You pass someone in the hallway, and they let you know the office building is getting a new break room. The next person you see lets you know the parking lot is getting refinished. All of a sudden you have visions of a new office space because everyone you have spoken to is generating this information.
When you speak with the building manager, he or she refutes everything you have heard and crushes your dream. This exposure to contradictory viewpoints allows you to decipher information better.
The bias of information is another process that needs to take place. Why is someone telling you this? Is it for your the sake of your own good or theirs? The source of information becomes relevant to a more experienced project manager. The owner of the project may remain infinitely optimistic while the labor force delivers a different message. Who do you believe? This is why it is important to consider the source of your information.

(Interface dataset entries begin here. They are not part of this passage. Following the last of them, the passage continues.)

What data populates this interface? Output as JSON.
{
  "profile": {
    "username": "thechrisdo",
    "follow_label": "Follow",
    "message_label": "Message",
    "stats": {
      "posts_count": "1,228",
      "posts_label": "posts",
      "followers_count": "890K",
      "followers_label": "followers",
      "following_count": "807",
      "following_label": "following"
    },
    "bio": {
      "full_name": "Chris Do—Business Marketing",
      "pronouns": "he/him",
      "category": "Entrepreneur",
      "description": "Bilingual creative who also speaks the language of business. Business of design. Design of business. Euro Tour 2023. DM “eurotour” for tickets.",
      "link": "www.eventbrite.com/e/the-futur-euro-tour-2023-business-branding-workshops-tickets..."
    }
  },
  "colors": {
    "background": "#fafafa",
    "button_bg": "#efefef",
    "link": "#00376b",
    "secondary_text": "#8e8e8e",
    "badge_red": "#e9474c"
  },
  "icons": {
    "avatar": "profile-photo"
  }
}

Buterin explains his two-part approach for reasoning counterfactually. “If someone tells you that X is true, ask yourself:
- What would they say if X really is true?
- If ‘they will say roughly what they just said now,’ then their words provided you with exactly zero information.”
Facts are facts. You can look them up. They are the commodities of answers. No worth to them.
The sky is blue. The grass is green. There are 24 hours in a day and 60 minutes in an hour. All of this information provides you with very little. You have learned nothing through this series of facts.
A person’s interpretation of those facts is useful. Take for example time. Somehow, there are people out there that seem to get more done even though everyone has the same amount of time. Their interpretation of time is where the value lies.
Some see one minute as an eternity (think of planking for a minute) while others visualize a minute as already in the past. The fact is that the sixty-second interval is always 60 seconds. The interpretation creates the separation. An eternity of one-minute intervals can produce fantastic work while dismissing them as too short produces nothing.
In the United States, political ads are running rampant. No matter what network or show you watch, a political ad is bound to reach your eyeballs. Interpretation of facts could not be more apparent in these ads. Somehow every candidate is the worst and the best depending on the purveyor of information. One ad states the candidate is against veterans, yet the next ad has hundreds of veterans supporting him or her.
Both sides are stating facts that are legitimately sourced. Even so, opposite messages can be created. The facts are not where the value lies. The interpretation is the influencer. Also, taking into consideration who is saying what and why during these campaigns could not be more evident.
Here is a final reminder from Buterin, “In general, know when it’s really important not to take people’s words at 100 percent face value.”
Trust among your team is at the forefront of this advice. I know it is hard to believe, but some people lie. They have alternative agendas and are willing to sacrifice a relationship for the benefit of themselves. An owner will have a working relationship with a client for a decade, and one day they receive a cheaper estimate and all of a sudden that client is dead to them.
Generating the ability to tell when someone has your interests at heart and when they are manipulating you is worth its weight in gold. Remember the two-part process Buterin introduces. Facts are facts. No information is gained from them. The interpretation is the key.
It is similar to a poker hand. Someone can win with nothing. If you play 2-7 like it is two aces, that interpretation can throw off your opponents, and you win with inferior cards. The same is true in business or on a project. You can interpret the facts in your favor.
A vendor bows out. That creates an opportunity to learn from adversity and gain a better, more reliable contractor. An employee quits. Time to find someone who can fill their shoes and bring a different set of skills to the table.
Consider the source of your information. Do they have ulterior motives? Can they be trusted? Why are they telling you this information? If they were to repeat the same information should they be telling the truth, delete this instance from your memory bank. It provided no value.
Be your own filter of information.
Christopher Cook, PMP, MSPM, has an extensive career in the construction industry. Throughout his career, he has been awarded over 40 construction projects that have yielded a 10% profit for each organization. He has a Bachelor’s of Science in Industrial Technology Management with an emphasis on Building Construction Management and Master’s of Science in Project Management. To find out more about him visit EntrePMeur. Christopher writes about strategy and cost management.